[Dataset rows describing interfaces]
= = = = =

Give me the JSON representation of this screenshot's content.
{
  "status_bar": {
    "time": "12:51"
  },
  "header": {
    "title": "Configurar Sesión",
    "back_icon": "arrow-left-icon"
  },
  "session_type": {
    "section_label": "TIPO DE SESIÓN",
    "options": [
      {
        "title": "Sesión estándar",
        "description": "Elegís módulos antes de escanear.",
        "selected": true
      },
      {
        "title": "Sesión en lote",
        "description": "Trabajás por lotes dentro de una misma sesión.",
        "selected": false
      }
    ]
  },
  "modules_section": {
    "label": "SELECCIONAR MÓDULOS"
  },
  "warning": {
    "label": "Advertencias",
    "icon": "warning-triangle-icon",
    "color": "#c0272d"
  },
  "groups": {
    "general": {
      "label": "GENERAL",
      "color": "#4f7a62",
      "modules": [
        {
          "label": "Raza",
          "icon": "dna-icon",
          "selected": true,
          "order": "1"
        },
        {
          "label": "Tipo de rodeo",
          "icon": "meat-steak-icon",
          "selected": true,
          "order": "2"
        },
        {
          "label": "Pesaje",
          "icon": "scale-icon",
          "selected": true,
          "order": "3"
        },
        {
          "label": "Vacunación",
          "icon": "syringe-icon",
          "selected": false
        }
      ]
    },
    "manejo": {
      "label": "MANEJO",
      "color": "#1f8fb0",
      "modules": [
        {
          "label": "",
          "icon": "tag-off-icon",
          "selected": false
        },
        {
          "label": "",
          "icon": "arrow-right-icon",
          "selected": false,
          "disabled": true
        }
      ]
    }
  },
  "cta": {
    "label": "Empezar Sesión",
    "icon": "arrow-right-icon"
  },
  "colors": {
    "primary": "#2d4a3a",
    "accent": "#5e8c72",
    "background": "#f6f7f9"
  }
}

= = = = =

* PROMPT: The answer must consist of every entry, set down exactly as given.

* ANSWER TO THIS TASK:
Give me the JSON representation of this screenshot's content.
{
  "status_bar": {
    "time": "12:51"
  },
  "header": {
    "title": "Configurar Sesión",
    "back_icon": "arrow-left-icon"
  },
  "session_type": {
    "section_label": "TIPO DE SESIÓN",
    "options": [
      {
        "title": "Sesión estándar",
        "description": "Elegís módulos antes de escanear.",
        "selected": true
      },
      {
        "title": "Sesión en lote",
        "description": "Trabajás por lotes dentro de una misma sesión.",
        "selected": false
      }
    ]
  },
  "modules_section": {
    "label": "SELECCIONAR MÓDULOS"
  },
  "warning": {
    "label": "Advertencias",
    "icon": "warning-triangle-icon",
    "color": "#c0272d"
  },
  "groups": {
    "general": {
      "label": "GENERAL",
      "color": "#4f7a62",
      "modules": [
        {
          "label": "Raza",
          "icon": "dna-icon",
          "selected": true,
          "order": "1"
        },
        {
          "label": "Tipo de rodeo",
          "icon": "meat-steak-icon",
          "selected": true,
          "order": "2"
        },
        {
          "label": "Pesaje",
          "icon": "scale-icon",
          "selected": true,
          "order": "3"
        },
        {
          "label": "Vacunación",
          "icon": "syringe-icon",
          "selected": false
        }
      ]
    },
    "manejo": {
      "label": "MANEJO",
      "color": "#1f8fb0",
      "modules": [
        {
          "label": "",
          "icon": "tag-off-icon",
          "selected": false
        },
        {
          "label": "",
          "icon": "arrow-right-icon",
          "selected": false,
          "disabled": true
        }
      ]
    }
  },
  "cta": {
    "label": "Empezar Sesión",
    "icon": "arrow-right-icon"
  },
  "colors": {
    "primary": "#2d4a3a",
    "accent": "#5e8c72",
    "background": "#f6f7f9"
  }
}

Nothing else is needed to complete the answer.